Upland Stream (Walter Launt Palmer, 1904)

Upland Stream (Walter Launt Palmer, 1904)

But even Palmer, unabashed lover of the winter landscape, couldn’t help but show us the more difficult side of the season, one of those nights when you find yourself out against your will, immersed in the elements, wishing you could be home in front of your fireplace, curled up with a cup of tea and a good book. His Albany in the Snow takes me out into the storm so vividly that I can almost feel the bone-chilling wind.

Albany in the Snow (Walter Launt Palmer, 1871)

Albany in the Snow (Walter Launt Palmer, 1871)

The day will soon come when Spring will  show herself and the annual rebirth will begin. I will not mourn the passing of the winter of 2013-14, but I may secretly look forward to the next winter and hope that it’s more to my liking. I find myself in need of a rebirth of my own, having created nothing of consequence in more than two years. Somethings as simple, as routine, as a break in the weather will be what I need. I will make it true.
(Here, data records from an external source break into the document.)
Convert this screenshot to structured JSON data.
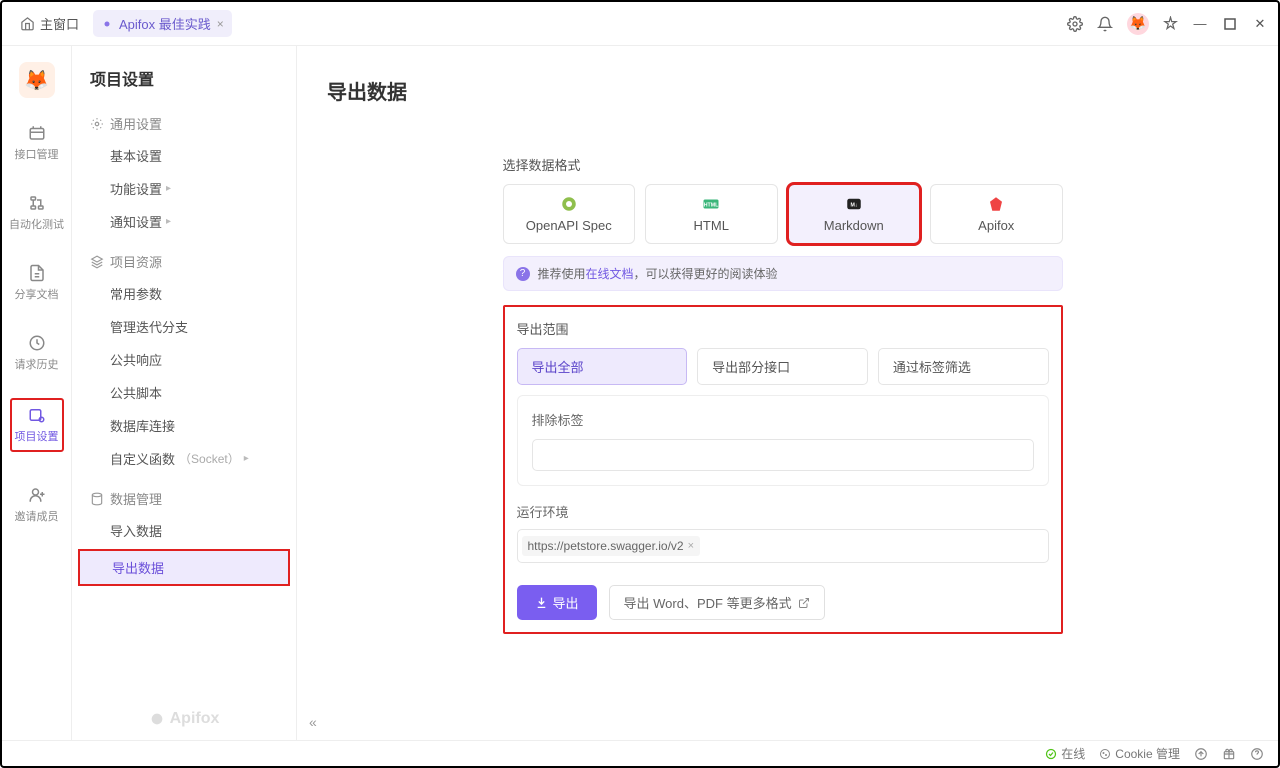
{
  "titlebar": {
    "main_window": "主窗口",
    "tab_label": "Apifox 最佳实践"
  },
  "leftnav": {
    "items": [
      {
        "label": "接口管理"
      },
      {
        "label": "自动化测试"
      },
      {
        "label": "分享文档"
      },
      {
        "label": "请求历史"
      },
      {
        "label": "项目设置"
      },
      {
        "label": "邀请成员"
      }
    ]
  },
  "sidepanel": {
    "title": "项目设置",
    "sections": [
      {
        "title": "通用设置",
        "items": [
          "基本设置",
          "功能设置",
          "通知设置"
        ]
      },
      {
        "title": "项目资源",
        "items": [
          "常用参数",
          "管理迭代分支",
          "公共响应",
          "公共脚本",
          "数据库连接",
          "自定义函数"
        ],
        "suffix5": "（Socket）"
      },
      {
        "title": "数据管理",
        "items": [
          "导入数据",
          "导出数据"
        ]
      }
    ],
    "brand": "Apifox"
  },
  "content": {
    "title": "导出数据",
    "format_label": "选择数据格式",
    "formats": [
      "OpenAPI Spec",
      "HTML",
      "Markdown",
      "Apifox"
    ],
    "tip_prefix": "推荐使用",
    "tip_link": "在线文档",
    "tip_suffix": "，可以获得更好的阅读体验",
    "scope_label": "导出范围",
    "scope_options": [
      "导出全部",
      "导出部分接口",
      "通过标签筛选"
    ],
    "exclude_label": "排除标签",
    "env_label": "运行环境",
    "env_tag": "https://petstore.swagger.io/v2",
    "export_btn": "导出",
    "export_more": "导出 Word、PDF 等更多格式"
  },
  "statusbar": {
    "online": "在线",
    "cookie": "Cookie 管理"
  }
}
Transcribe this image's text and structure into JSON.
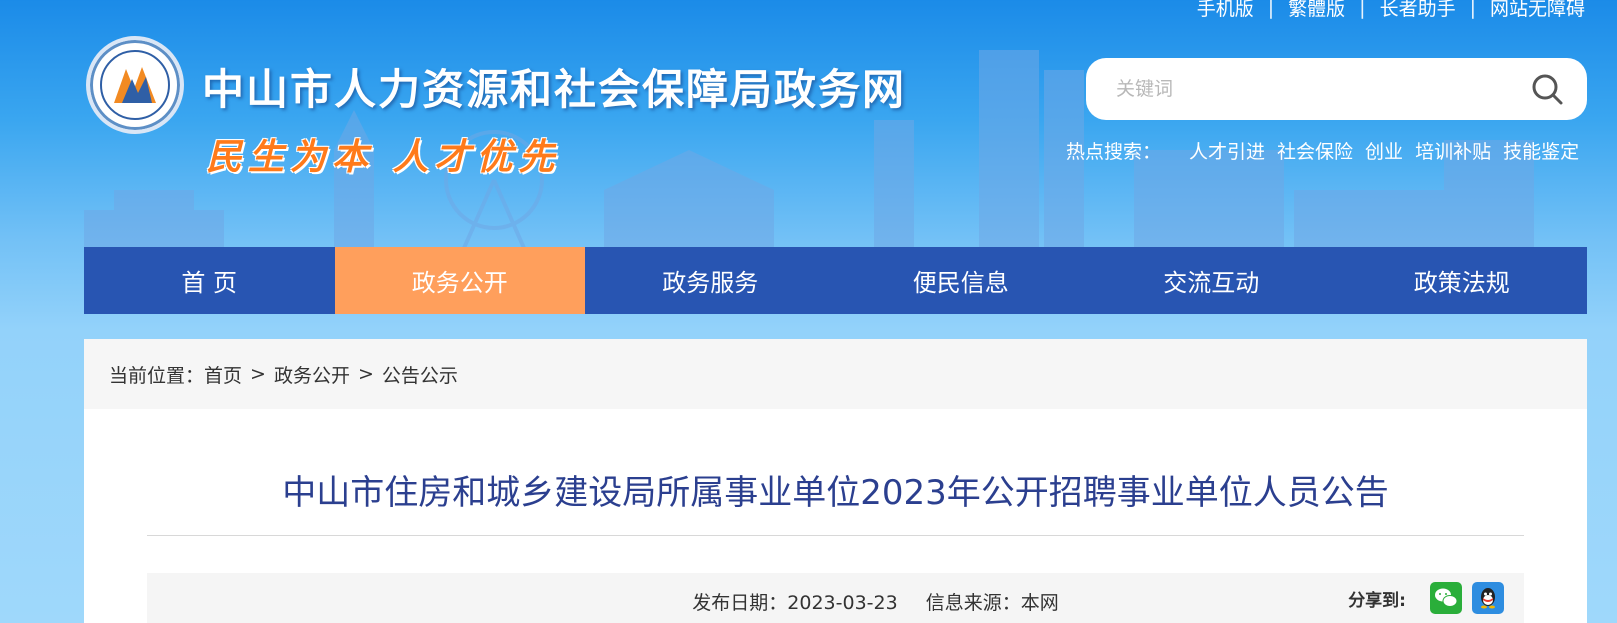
{
  "top_links": [
    "手机版",
    "繁體版",
    "长者助手",
    "网站无障碍"
  ],
  "site": {
    "title": "中山市人力资源和社会保障局政务网",
    "slogan": "民生为本 人才优先"
  },
  "search": {
    "placeholder": "关键词",
    "icon": "search-icon"
  },
  "hot_search": {
    "label": "热点搜索：",
    "items": [
      "人才引进",
      "社会保险",
      "创业",
      "培训补贴",
      "技能鉴定"
    ]
  },
  "nav": {
    "items": [
      "首 页",
      "政务公开",
      "政务服务",
      "便民信息",
      "交流互动",
      "政策法规"
    ],
    "active_index": 1
  },
  "breadcrumb": {
    "prefix": "当前位置：",
    "items": [
      "首页",
      "政务公开",
      "公告公示"
    ],
    "separator": ">"
  },
  "article": {
    "title": "中山市住房和城乡建设局所属事业单位2023年公开招聘事业单位人员公告",
    "publish_label": "发布日期：",
    "publish_date": "2023-03-23",
    "source_label": "信息来源：",
    "source": "本网",
    "share_label": "分享到:"
  },
  "colors": {
    "nav_bg": "#2855b2",
    "nav_active": "#ff9f5c",
    "title_color": "#2b3f8f",
    "slogan_color": "#ff7a1a"
  }
}
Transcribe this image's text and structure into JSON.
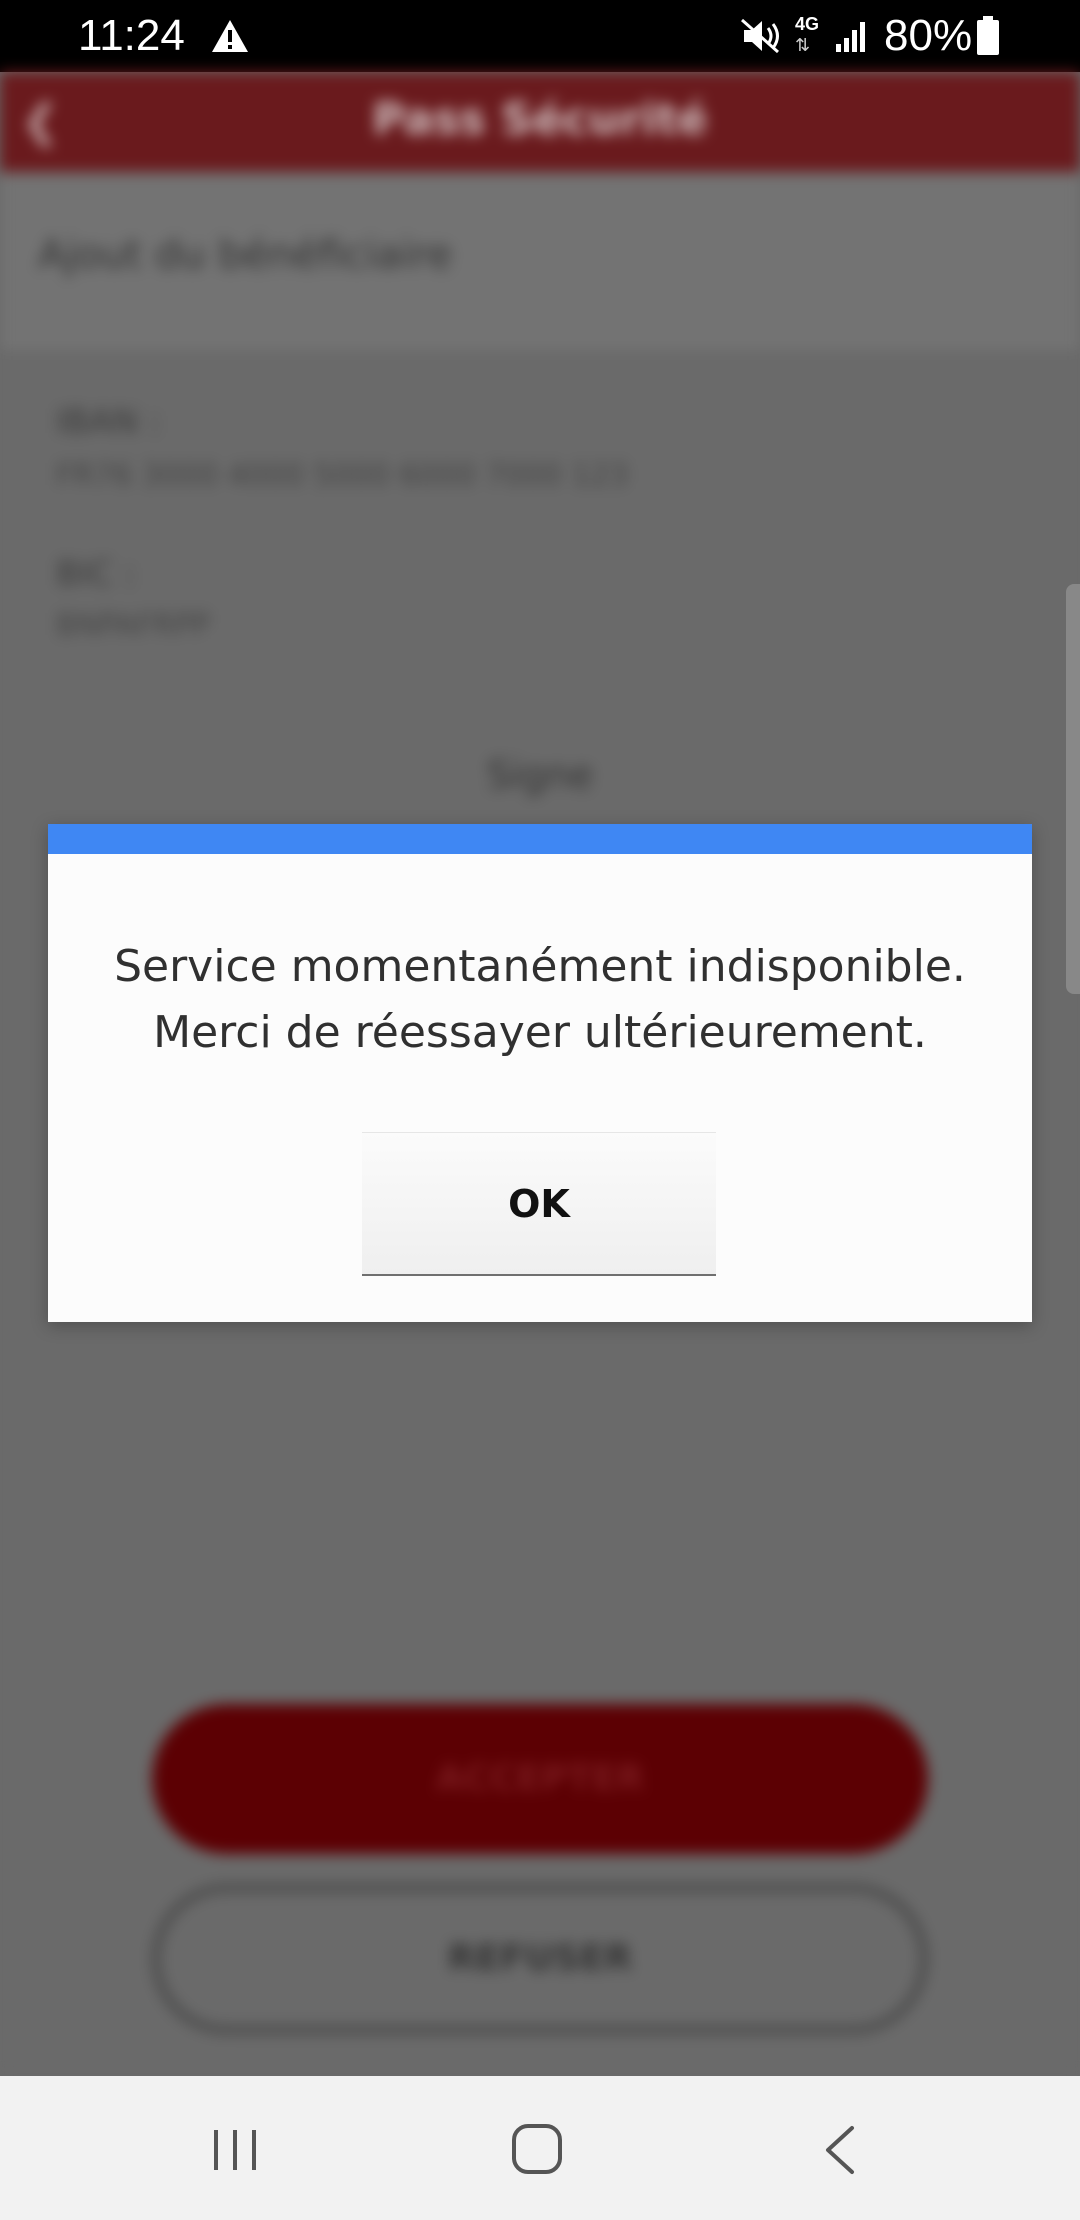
{
  "status_bar": {
    "time": "11:24",
    "network": "4G",
    "battery": "80%",
    "icons": [
      "warning-icon",
      "mute-icon",
      "signal-icon",
      "battery-icon"
    ]
  },
  "app": {
    "title": "Pass Sécurité",
    "section_title": "Ajout du bénéficiaire",
    "iban_label": "IBAN :",
    "iban_value": "FR76 3000 4000 5000 6000 7000 123",
    "bic_label": "BIC :",
    "bic_value": "BNPAFRPP",
    "signature_label": "Signe",
    "accept_label": "ACCEPTER",
    "decline_label": "REFUSER",
    "header_color": "#6a1a1d",
    "accept_color": "#5c0003"
  },
  "dialog": {
    "accent_color": "#3f87f3",
    "message_line1": "Service momentanément indisponible.",
    "message_line2": "Merci de réessayer ultérieurement.",
    "ok_label": "OK"
  },
  "nav_bar": {
    "icons": [
      "recent-apps-icon",
      "home-icon",
      "back-icon"
    ]
  }
}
La Place de l'Europe, temps de pluie (Gustave Caillebotte, 1877)

This very simple image from a relatively obscure French painter is one that I’ve counted among my favorites for a long time. La Place de l’Europe, temps de pluie, which translates roughly into The Europe Square, Rain, was painted by Gustave Caillebotte in 1877. The Art Institute of Chicago, where I saw this painting a decade ago, has it labeled Paris Street, Rainy Day. Sometimes, I guess, the value of titles can be overblown.

The painter, who died on this day in 1894, is counted among the French Impressionists but I see him as more of a realist. His association with the Impressionists comes mainly from exhibiting and hanging out with them and borrowing things from their styles.

I came to like Caillebotte as I began to learn more about him. He was wealthy and painted for the pure love of it. He was also an avid photographer interested in photography and you can see the influence photography had in his paintings. In his day he was far better known as an art collector and patron than as an artist in his own right. He was the classic dilettante.

I was a bit surprised when I saw this painting in Chicago because I had previously not known that it was an actual painting. I’d seen the image a lot, but because no one had ever bothered to mention the painter’s name, I just assumed that it was one of those fake knock-off decorations that they sell at places like Bed, Bath, and Beyond. I thought wrong, as it turns out. and it was pretty inspiring to see it. It is, an a word, HUGE, over nine feet wide. Much bigger than those posters at Deck the Walls.

If I could paint, I could be very happy painting scenes like this one, scenes of everyday life in real and beautiful places. This way, I could leave out the things I didn’t like and I wouldn’t be distracted by ugliness and decay. Then,  if I could, I would like to sit around and drink red wine and talk art and politics and literature with my sophisticated friends. I think I’m well-suited to the life of a dilettante, I just never had the money.